Tax Day is April 18, 2023 and 73 percent of taxpayers think the government does not use their taxes wisely.
WalletHub released its report on the states with the Best & Worst Taxpayer Return on Investment in 2023.
The personal finance website used 29 metrics to compare the quality and efficiency of state government services across five categories: education, health, safety, economy and infrastructure & pollution. The different rates residents are taxed in each state was taken in account.
Virginia is no. 7 for overall return on investment for taxpayers. Virginia is ranked second best for economy, fourth for education, and eighth when it comes to infrastructure and pollution.
New Hampshire residents get the best return on their investment of state and local taxes, followed by Florida, Alaska, South Dakota and Texas.

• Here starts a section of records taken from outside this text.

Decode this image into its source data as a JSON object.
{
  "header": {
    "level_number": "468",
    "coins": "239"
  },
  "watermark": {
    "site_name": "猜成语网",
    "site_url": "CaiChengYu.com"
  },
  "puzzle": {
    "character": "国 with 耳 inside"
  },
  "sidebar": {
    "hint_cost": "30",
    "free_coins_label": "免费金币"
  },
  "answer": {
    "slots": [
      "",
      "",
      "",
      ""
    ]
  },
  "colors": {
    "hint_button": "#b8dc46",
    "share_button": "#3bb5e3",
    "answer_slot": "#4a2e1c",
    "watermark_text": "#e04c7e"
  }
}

Providing the worst return on investment for taxpayers is California, followed by Hawaii, New Mexico, Arkansas and Delaware.
According to Nicholas Robinson, Director of Accountancy and Assistant Chair of Accounting and Law, Finance and BAIS at Eastern Illinois University, states with higher taxes typically provide more government services, but determining if the services are better is difficult.
“There is always an opportunity cost with taxes. While states with greater revenues can afford to offer more services, the taxes paid are not in the hands of the individuals to otherwise spend. The cost/benefit of this arrangement may be assessed by the choices made by taxpayers and benefit recipients. The latest census has shown that the highest tax states, California, New York, and Illinois, have all seen massive population exodus. The states that have grown the most, Florida and Texas, do not have an income tax. The benefits or detriments of being in a high-tax state versus a low-tax state could be assessed by the population voting with its feet,” Robinson said.
Dr. Mitchell Franklin, an associate professor at Le Moyne College, said that his observations conclude that states with higher taxes do not provide better services.
“They collect more revenues, but often the political policies and ‘red tape’ these states have make them less efficient than other states. They collect more, but spend it in a way that many would say is less efficient than others who have less to work with, often driven by political beliefs,” Franklin said.
Dr. Stephen J. Lusch, an associate professor at Texas Christian University, said that he is pleased to see the rise of evidence-based budgeting in state and local governments.
“Under evidence-based budgeting, budget requests are accompanied by research to support the request. That is, a budget manager cannot simply request a 10 percent increase in her budget for the year. Instead, the proposed increase would need to be accompanied by research to support the budget increase. A caveat here is that research can be cherry-picked to support nearly any position. Thus, the government also needs a process in place to ensure that as much evidence as possible, including evidence contrary to the preferred outcome, is brought to the table in the decision-making process,” Lusch said.
Franklin said states could use taxes more efficiently by keeping politics out of the equation, stopping red tape and stopping policies that encourage waste and over spending.
“This will not be popular, but political pressure plays too much of a spending role over the best business decision and leads to money being spent in the places that are not best for the area overall for long-term growth. There is economic research that shows that government is much less efficient at spending and managing programs than private industry. If they really want to maximize efficiency, privatize much of what today is government spending and provide proper incentives for private industry to have a larger role in providing services than hiring employees to carry functions in house. Of course, there is also an issue of private industry accountability when handling government money to provide services, so transparency would be very important to ensure that all parties are accountable,” Franklin said.
What are the most efficient ways for local governments to mitigate the fiscal impact of inflation?
“Inflation, from a tax revenue standpoint, is transitory. Meaning it will correct itself in a few years. As the value of a dollar deteriorates and makes everything more expensive, taxpayers will have their salaries eventually adjusted to make up for the increased costs,” Robinson said. “As taxes are paid based on percentages, when people make more money, more is paid in taxes as well. The increased revenues will cover the increased costs faced by the local government. While this may take several years to fully correct, governments should spend cautiously while they can. Spending within their means and under their revenues can build a reserve fund to cover the additional costs associated with high inflationary times. Once the revenues increase, the reserve fund can be refilled to plan for the next economic downturn. This is always a difficult situation for state and local governments as they do not have the ability to print more money like the federal government does.”